Evolutionarily, the brain features we share with close relatives like bonobos and chimpanzees are retained from the common ancestors. The fossil records, though not definitive on their own, suggest that the brain size relative to the individual’s body size is highly indicative of computing power and intelligence. We can look at the hominin clade that includes humans (emerged around 190 thousand years ago) and all extinct species more closely related to us than the chimpanzees, the closest living relatives. Given that all our other hominin relatives (Homo habilis, Homo erectus, for example) are extinct, we can try to see the fossil records to see if we can say anything about the last 5-8 million years of hominin brain evolution. Over the last 1.5 million years, the brain size has increased in size: modern human brains being three times as big than that of the great apes. There are also hints of proportional reduction of the primary visual cortex and reorganization of the cortical region, and also of the hemispheric asymmetries related to right-handedness and languages. It is guessed that cortical fields stabilized in size after a certain level of continual enlargement, and went through a reorganisation. This suggests that the neocortical region played a major role in making us humans what we are today. Indeed, there is extensive evidence from fMRI that the human brain houses more cortical areas (more than 150) than the brains of macaque monkeys.

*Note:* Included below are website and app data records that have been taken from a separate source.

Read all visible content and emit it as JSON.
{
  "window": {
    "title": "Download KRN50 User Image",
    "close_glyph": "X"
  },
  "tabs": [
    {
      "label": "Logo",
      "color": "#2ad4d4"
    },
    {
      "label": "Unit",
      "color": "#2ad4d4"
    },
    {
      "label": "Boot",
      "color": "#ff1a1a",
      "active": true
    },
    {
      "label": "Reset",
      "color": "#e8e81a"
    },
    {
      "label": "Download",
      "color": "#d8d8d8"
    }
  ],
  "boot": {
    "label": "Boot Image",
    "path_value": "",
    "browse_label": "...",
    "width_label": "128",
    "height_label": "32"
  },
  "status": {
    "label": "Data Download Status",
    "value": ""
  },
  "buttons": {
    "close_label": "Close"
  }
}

Another reason to consider the importance of neocortex in setting us apart is that there is a unique trend of migration of bipolar neurons in humans that is unseen in other primates. The migratory cells (from ganglionic eminence to thalamus) rely on homotypic neutrophilic guidance, and they express DIX1 and DIX2 proteins that guide the migration. The process is anatomically linked to the association neocortex involved in higher cognitive functions like reasoning and language mastery .
There are other molecular underpinnings that point in the direction that neocortex is important for the human cognitive edge over its close relatives. One such phenomenon is the region-specific differential gene expression. There is a much greater transcriptional difference between neocortical areas in humans than there is in rodents . For instance, CNTNAP2 (contactin associated protein-like 2) is selectively and highly expressed in the orbital prefrontal cortex, the area involved in pro-social behaviour in humans. What is interesting about this is that the protein does not have any comparable analogue in rodents .
Hence, while there is a need for assessment of more fossil records and also more molecular data to be examined, one plausible answer to why humans evolved more (in terms of cognition) might be answered by looking at the evolution (and the developmental biology) of the human neocortex.
Also, joining with Shubhankar's earlier contribution, given the role of neocortex in the cognitive and meta-cognitive functions like socializing and forming relationships, the idea that Humans have something to do with the extinction of other Human-related species becomes even more plausible. As our forefathers grew more adept in performing tasks in groups- by the virtue of more complex neocortical prowess- we outdid other evolutionary relatives.